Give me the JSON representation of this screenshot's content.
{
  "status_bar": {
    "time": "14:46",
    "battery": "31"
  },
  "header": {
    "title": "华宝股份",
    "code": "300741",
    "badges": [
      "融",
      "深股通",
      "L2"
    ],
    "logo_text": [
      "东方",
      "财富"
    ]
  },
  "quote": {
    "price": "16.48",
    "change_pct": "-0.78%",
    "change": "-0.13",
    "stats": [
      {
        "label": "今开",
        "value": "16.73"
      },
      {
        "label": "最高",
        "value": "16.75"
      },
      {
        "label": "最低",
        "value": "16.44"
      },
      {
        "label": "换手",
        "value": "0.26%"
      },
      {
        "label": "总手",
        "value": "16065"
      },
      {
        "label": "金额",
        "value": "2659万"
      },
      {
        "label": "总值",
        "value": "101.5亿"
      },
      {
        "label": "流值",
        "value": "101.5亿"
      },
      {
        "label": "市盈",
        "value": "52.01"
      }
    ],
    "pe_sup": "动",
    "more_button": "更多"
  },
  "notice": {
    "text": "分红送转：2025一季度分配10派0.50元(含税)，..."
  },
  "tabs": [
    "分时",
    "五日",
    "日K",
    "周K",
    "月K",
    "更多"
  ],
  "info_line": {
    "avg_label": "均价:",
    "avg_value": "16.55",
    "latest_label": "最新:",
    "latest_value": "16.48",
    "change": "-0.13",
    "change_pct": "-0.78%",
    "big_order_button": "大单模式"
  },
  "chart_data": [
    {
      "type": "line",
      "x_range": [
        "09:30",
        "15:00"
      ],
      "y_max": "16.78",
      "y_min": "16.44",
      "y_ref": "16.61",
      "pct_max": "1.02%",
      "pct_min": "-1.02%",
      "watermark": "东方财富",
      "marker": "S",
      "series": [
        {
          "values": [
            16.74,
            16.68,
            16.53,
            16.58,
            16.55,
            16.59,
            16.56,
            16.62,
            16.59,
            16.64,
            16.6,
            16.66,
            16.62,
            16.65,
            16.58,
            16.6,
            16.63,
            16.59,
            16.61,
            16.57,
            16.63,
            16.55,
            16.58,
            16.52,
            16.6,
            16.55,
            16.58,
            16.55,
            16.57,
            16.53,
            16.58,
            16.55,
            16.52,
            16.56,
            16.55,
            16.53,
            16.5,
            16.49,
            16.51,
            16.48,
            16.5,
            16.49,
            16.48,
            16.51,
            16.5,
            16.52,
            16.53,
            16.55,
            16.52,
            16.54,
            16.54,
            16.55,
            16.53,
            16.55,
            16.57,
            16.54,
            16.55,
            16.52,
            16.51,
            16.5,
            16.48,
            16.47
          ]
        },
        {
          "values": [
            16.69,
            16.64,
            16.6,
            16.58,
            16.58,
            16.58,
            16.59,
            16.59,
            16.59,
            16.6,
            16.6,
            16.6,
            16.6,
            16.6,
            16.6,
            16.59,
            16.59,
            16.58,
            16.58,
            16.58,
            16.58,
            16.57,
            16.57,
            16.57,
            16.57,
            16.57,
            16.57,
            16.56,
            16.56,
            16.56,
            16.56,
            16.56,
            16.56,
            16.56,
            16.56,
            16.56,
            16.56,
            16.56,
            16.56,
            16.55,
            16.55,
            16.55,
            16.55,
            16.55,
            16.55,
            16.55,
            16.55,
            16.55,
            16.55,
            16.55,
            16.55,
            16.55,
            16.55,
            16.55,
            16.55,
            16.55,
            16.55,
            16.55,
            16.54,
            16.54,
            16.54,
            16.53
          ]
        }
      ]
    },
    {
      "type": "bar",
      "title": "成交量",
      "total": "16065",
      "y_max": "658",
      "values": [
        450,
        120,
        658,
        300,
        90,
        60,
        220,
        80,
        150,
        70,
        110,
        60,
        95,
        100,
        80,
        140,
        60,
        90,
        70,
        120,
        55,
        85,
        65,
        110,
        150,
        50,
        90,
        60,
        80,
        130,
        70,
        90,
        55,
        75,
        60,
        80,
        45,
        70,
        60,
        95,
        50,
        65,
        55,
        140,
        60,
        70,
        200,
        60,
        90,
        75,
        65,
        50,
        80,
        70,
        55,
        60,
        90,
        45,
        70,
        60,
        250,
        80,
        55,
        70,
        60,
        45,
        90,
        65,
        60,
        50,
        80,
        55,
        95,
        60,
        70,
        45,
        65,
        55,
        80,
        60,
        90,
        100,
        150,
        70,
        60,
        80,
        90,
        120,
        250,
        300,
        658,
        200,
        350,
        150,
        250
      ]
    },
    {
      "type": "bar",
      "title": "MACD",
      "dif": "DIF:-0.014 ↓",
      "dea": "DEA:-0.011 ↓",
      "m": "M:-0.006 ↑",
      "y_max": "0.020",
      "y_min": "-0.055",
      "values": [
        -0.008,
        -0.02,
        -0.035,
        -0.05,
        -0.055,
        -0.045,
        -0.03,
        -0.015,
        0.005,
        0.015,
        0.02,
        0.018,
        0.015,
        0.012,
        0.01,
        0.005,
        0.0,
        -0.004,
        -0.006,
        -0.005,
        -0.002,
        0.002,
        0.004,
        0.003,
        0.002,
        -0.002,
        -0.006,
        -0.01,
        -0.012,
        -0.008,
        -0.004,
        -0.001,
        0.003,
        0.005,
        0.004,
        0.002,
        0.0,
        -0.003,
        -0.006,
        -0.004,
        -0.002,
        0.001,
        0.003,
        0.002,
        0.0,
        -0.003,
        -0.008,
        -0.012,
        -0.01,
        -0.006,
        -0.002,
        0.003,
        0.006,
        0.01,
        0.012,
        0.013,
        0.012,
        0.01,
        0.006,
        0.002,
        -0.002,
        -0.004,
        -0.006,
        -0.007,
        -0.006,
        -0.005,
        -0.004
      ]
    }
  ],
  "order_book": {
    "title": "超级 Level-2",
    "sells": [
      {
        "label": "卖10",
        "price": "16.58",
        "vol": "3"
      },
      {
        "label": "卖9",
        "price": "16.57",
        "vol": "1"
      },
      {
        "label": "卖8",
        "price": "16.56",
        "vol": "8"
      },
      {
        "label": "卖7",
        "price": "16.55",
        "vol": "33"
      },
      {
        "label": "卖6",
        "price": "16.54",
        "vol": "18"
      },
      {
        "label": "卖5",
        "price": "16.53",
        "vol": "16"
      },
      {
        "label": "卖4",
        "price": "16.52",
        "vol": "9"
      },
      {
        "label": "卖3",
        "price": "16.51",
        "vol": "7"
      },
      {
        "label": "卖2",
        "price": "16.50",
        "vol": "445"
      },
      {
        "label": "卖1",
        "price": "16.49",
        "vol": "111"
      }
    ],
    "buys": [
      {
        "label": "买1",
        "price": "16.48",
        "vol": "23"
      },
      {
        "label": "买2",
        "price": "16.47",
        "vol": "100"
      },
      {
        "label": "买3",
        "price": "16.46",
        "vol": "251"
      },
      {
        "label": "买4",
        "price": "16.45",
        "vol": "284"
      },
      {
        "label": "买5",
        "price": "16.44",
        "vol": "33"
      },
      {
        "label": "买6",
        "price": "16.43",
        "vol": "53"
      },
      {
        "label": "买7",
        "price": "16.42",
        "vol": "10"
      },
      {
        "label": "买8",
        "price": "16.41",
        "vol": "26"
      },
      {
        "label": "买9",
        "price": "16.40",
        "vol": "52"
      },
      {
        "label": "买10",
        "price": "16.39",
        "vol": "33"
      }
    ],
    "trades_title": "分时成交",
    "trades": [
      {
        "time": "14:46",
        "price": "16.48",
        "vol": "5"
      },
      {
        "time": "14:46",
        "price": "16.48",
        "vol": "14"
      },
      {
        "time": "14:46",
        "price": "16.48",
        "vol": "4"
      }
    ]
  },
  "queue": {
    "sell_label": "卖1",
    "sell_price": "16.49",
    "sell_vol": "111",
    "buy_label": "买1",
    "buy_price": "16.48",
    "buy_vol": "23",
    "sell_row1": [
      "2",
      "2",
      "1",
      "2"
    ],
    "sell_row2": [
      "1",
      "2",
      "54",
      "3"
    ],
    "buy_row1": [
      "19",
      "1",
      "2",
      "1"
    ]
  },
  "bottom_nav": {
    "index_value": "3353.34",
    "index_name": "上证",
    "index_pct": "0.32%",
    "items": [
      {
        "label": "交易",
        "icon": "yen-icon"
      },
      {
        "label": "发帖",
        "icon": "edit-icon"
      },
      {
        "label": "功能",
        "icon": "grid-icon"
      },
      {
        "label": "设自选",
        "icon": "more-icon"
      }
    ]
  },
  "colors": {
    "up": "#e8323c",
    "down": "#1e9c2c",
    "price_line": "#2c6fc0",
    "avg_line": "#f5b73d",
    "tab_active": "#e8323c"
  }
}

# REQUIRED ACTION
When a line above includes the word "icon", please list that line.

# RESULT FOR THIS EXERCISE
        "icon": "yen-icon"
        "icon": "edit-icon"
        "icon": "grid-icon"
        "icon": "more-icon"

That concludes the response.